§ **Exercise directions**
Read the data and repeat it in full, exactly.

Data records for software interfaces
---

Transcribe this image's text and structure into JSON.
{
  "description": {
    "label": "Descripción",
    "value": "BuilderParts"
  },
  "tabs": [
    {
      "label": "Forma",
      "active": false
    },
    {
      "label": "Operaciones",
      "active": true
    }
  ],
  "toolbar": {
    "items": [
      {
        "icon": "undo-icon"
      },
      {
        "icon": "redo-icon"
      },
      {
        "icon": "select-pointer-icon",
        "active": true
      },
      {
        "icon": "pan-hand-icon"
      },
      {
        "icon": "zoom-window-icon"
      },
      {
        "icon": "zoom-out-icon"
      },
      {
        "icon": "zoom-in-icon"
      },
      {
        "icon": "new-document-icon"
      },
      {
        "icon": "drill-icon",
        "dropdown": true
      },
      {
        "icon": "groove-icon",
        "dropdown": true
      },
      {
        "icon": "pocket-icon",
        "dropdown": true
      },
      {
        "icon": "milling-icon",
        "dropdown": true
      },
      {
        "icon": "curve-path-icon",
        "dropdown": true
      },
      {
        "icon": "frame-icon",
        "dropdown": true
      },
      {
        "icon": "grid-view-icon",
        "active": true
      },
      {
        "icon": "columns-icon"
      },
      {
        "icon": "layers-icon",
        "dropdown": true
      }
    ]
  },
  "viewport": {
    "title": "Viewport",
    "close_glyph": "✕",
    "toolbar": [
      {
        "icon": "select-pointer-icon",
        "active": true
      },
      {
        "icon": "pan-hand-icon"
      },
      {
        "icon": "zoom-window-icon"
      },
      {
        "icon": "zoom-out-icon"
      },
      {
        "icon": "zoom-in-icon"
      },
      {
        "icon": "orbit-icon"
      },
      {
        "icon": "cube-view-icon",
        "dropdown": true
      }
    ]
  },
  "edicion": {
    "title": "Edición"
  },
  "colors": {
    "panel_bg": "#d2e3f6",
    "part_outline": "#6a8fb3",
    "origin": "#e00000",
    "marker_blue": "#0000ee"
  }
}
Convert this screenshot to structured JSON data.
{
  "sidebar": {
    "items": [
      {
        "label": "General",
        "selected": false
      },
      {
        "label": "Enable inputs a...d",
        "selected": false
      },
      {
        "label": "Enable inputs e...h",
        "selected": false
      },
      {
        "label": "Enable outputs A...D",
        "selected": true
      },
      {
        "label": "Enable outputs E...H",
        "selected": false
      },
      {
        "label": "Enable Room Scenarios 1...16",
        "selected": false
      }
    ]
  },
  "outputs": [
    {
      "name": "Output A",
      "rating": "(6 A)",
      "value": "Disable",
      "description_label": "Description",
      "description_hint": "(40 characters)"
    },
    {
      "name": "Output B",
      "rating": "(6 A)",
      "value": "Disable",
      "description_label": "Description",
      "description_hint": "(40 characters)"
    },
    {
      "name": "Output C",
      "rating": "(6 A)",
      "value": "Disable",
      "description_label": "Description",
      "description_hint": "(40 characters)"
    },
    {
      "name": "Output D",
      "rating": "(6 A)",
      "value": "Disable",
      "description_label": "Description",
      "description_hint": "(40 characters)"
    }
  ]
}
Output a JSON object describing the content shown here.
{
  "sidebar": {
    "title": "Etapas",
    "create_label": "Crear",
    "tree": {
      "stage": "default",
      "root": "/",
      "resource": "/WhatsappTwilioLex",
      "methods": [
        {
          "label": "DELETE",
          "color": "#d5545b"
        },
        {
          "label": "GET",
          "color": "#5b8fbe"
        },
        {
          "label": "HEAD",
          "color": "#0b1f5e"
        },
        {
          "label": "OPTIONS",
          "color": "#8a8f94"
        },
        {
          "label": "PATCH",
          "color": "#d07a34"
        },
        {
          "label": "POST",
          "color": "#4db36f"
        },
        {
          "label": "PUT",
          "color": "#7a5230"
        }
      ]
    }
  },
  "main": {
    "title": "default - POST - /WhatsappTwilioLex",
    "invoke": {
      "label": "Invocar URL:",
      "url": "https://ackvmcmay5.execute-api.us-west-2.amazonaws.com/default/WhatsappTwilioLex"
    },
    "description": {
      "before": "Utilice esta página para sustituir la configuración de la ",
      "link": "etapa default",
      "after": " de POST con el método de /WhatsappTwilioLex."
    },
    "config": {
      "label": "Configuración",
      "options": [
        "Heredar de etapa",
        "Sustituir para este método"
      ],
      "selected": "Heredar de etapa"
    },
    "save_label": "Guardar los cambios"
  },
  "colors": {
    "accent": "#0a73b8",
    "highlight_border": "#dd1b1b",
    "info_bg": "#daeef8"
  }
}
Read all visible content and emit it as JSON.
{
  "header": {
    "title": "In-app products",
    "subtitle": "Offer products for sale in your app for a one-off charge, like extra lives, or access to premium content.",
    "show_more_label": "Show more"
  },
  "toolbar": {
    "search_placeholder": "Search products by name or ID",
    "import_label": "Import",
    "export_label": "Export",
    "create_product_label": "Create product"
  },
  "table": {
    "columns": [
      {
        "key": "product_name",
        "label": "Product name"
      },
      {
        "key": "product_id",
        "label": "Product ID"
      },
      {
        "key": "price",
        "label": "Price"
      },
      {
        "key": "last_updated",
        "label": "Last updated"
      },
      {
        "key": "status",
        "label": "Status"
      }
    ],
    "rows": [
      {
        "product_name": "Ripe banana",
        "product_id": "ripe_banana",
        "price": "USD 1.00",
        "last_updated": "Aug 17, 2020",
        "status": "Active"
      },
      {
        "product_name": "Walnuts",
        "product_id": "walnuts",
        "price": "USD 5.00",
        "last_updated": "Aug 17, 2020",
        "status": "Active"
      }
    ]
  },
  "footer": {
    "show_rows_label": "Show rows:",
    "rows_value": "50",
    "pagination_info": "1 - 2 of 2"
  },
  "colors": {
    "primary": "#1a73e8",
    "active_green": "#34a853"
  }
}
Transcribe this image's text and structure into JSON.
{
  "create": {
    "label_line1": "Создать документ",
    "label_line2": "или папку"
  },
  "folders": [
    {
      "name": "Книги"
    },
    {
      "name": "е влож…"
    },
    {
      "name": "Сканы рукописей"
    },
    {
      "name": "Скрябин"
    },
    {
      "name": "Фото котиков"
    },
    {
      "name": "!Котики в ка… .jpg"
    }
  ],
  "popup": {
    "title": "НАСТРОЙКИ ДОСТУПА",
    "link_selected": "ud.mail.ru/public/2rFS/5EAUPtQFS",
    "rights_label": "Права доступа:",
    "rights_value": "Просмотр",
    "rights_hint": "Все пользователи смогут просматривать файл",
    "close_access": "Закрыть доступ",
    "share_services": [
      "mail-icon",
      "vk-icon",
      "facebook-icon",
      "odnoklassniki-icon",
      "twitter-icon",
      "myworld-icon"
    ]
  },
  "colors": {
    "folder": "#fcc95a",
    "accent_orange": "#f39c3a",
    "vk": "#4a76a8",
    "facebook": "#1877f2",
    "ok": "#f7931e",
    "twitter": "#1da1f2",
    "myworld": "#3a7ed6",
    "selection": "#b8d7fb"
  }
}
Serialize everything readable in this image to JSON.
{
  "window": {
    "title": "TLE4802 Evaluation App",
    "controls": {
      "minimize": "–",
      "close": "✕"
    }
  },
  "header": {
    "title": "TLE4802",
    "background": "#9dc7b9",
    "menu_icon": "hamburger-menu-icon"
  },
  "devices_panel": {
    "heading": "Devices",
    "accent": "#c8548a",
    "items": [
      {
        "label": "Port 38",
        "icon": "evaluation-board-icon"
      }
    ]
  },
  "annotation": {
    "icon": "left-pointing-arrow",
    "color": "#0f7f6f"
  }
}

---

§ **Response to this exercise**
Transcribe this image's text and structure into JSON.
{
  "description": {
    "label": "Descripción",
    "value": "BuilderParts"
  },
  "tabs": [
    {
      "label": "Forma",
      "active": false
    },
    {
      "label": "Operaciones",
      "active": true
    }
  ],
  "toolbar": {
    "items": [
      {
        "icon": "undo-icon"
      },
      {
        "icon": "redo-icon"
      },
      {
        "icon": "select-pointer-icon",
        "active": true
      },
      {
        "icon": "pan-hand-icon"
      },
      {
        "icon": "zoom-window-icon"
      },
      {
        "icon": "zoom-out-icon"
      },
      {
        "icon": "zoom-in-icon"
      },
      {
        "icon": "new-document-icon"
      },
      {
        "icon": "drill-icon",
        "dropdown": true
      },
      {
        "icon": "groove-icon",
        "dropdown": true
      },
      {
        "icon": "pocket-icon",
        "dropdown": true
      },
      {
        "icon": "milling-icon",
        "dropdown": true
      },
      {
        "icon": "curve-path-icon",
        "dropdown": true
      },
      {
        "icon": "frame-icon",
        "dropdown": true
      },
      {
        "icon": "grid-view-icon",
        "active": true
      },
      {
        "icon": "columns-icon"
      },
      {
        "icon": "layers-icon",
        "dropdown": true
      }
    ]
  },
  "viewport": {
    "title": "Viewport",
    "close_glyph": "✕",
    "toolbar": [
      {
        "icon": "select-pointer-icon",
        "active": true
      },
      {
        "icon": "pan-hand-icon"
      },
      {
        "icon": "zoom-window-icon"
      },
      {
        "icon": "zoom-out-icon"
      },
      {
        "icon": "zoom-in-icon"
      },
      {
        "icon": "orbit-icon"
      },
      {
        "icon": "cube-view-icon",
        "dropdown": true
      }
    ]
  },
  "edicion": {
    "title": "Edición"
  },
  "colors": {
    "panel_bg": "#d2e3f6",
    "part_outline": "#6a8fb3",
    "origin": "#e00000",
    "marker_blue": "#0000ee"
  }
}
Convert this screenshot to structured JSON data.
{
  "sidebar": {
    "items": [
      {
        "label": "General",
        "selected": false
      },
      {
        "label": "Enable inputs a...d",
        "selected": false
      },
      {
        "label": "Enable inputs e...h",
        "selected": false
      },
      {
        "label": "Enable outputs A...D",
        "selected": true
      },
      {
        "label": "Enable outputs E...H",
        "selected": false
      },
      {
        "label": "Enable Room Scenarios 1...16",
        "selected": false
      }
    ]
  },
  "outputs": [
    {
      "name": "Output A",
      "rating": "(6 A)",
      "value": "Disable",
      "description_label": "Description",
      "description_hint": "(40 characters)"
    },
    {
      "name": "Output B",
      "rating": "(6 A)",
      "value": "Disable",
      "description_label": "Description",
      "description_hint": "(40 characters)"
    },
    {
      "name": "Output C",
      "rating": "(6 A)",
      "value": "Disable",
      "description_label": "Description",
      "description_hint": "(40 characters)"
    },
    {
      "name": "Output D",
      "rating": "(6 A)",
      "value": "Disable",
      "description_label": "Description",
      "description_hint": "(40 characters)"
    }
  ]
}
Output a JSON object describing the content shown here.
{
  "sidebar": {
    "title": "Etapas",
    "create_label": "Crear",
    "tree": {
      "stage": "default",
      "root": "/",
      "resource": "/WhatsappTwilioLex",
      "methods": [
        {
          "label": "DELETE",
          "color": "#d5545b"
        },
        {
          "label": "GET",
          "color": "#5b8fbe"
        },
        {
          "label": "HEAD",
          "color": "#0b1f5e"
        },
        {
          "label": "OPTIONS",
          "color": "#8a8f94"
        },
        {
          "label": "PATCH",
          "color": "#d07a34"
        },
        {
          "label": "POST",
          "color": "#4db36f"
        },
        {
          "label": "PUT",
          "color": "#7a5230"
        }
      ]
    }
  },
  "main": {
    "title": "default - POST - /WhatsappTwilioLex",
    "invoke": {
      "label": "Invocar URL:",
      "url": "https://ackvmcmay5.execute-api.us-west-2.amazonaws.com/default/WhatsappTwilioLex"
    },
    "description": {
      "before": "Utilice esta página para sustituir la configuración de la ",
      "link": "etapa default",
      "after": " de POST con el método de /WhatsappTwilioLex."
    },
    "config": {
      "label": "Configuración",
      "options": [
        "Heredar de etapa",
        "Sustituir para este método"
      ],
      "selected": "Heredar de etapa"
    },
    "save_label": "Guardar los cambios"
  },
  "colors": {
    "accent": "#0a73b8",
    "highlight_border": "#dd1b1b",
    "info_bg": "#daeef8"
  }
}
Read all visible content and emit it as JSON.
{
  "header": {
    "title": "In-app products",
    "subtitle": "Offer products for sale in your app for a one-off charge, like extra lives, or access to premium content.",
    "show_more_label": "Show more"
  },
  "toolbar": {
    "search_placeholder": "Search products by name or ID",
    "import_label": "Import",
    "export_label": "Export",
    "create_product_label": "Create product"
  },
  "table": {
    "columns": [
      {
        "key": "product_name",
        "label": "Product name"
      },
      {
        "key": "product_id",
        "label": "Product ID"
      },
      {
        "key": "price",
        "label": "Price"
      },
      {
        "key": "last_updated",
        "label": "Last updated"
      },
      {
        "key": "status",
        "label": "Status"
      }
    ],
    "rows": [
      {
        "product_name": "Ripe banana",
        "product_id": "ripe_banana",
        "price": "USD 1.00",
        "last_updated": "Aug 17, 2020",
        "status": "Active"
      },
      {
        "product_name": "Walnuts",
        "product_id": "walnuts",
        "price": "USD 5.00",
        "last_updated": "Aug 17, 2020",
        "status": "Active"
      }
    ]
  },
  "footer": {
    "show_rows_label": "Show rows:",
    "rows_value": "50",
    "pagination_info": "1 - 2 of 2"
  },
  "colors": {
    "primary": "#1a73e8",
    "active_green": "#34a853"
  }
}
Transcribe this image's text and structure into JSON.
{
  "create": {
    "label_line1": "Создать документ",
    "label_line2": "или папку"
  },
  "folders": [
    {
      "name": "Книги"
    },
    {
      "name": "е влож…"
    },
    {
      "name": "Сканы рукописей"
    },
    {
      "name": "Скрябин"
    },
    {
      "name": "Фото котиков"
    },
    {
      "name": "!Котики в ка… .jpg"
    }
  ],
  "popup": {
    "title": "НАСТРОЙКИ ДОСТУПА",
    "link_selected": "ud.mail.ru/public/2rFS/5EAUPtQFS",
    "rights_label": "Права доступа:",
    "rights_value": "Просмотр",
    "rights_hint": "Все пользователи смогут просматривать файл",
    "close_access": "Закрыть доступ",
    "share_services": [
      "mail-icon",
      "vk-icon",
      "facebook-icon",
      "odnoklassniki-icon",
      "twitter-icon",
      "myworld-icon"
    ]
  },
  "colors": {
    "folder": "#fcc95a",
    "accent_orange": "#f39c3a",
    "vk": "#4a76a8",
    "facebook": "#1877f2",
    "ok": "#f7931e",
    "twitter": "#1da1f2",
    "myworld": "#3a7ed6",
    "selection": "#b8d7fb"
  }
}
Serialize everything readable in this image to JSON.
{
  "window": {
    "title": "TLE4802 Evaluation App",
    "controls": {
      "minimize": "–",
      "close": "✕"
    }
  },
  "header": {
    "title": "TLE4802",
    "background": "#9dc7b9",
    "menu_icon": "hamburger-menu-icon"
  },
  "devices_panel": {
    "heading": "Devices",
    "accent": "#c8548a",
    "items": [
      {
        "label": "Port 38",
        "icon": "evaluation-board-icon"
      }
    ]
  },
  "annotation": {
    "icon": "left-pointing-arrow",
    "color": "#0f7f6f"
  }
}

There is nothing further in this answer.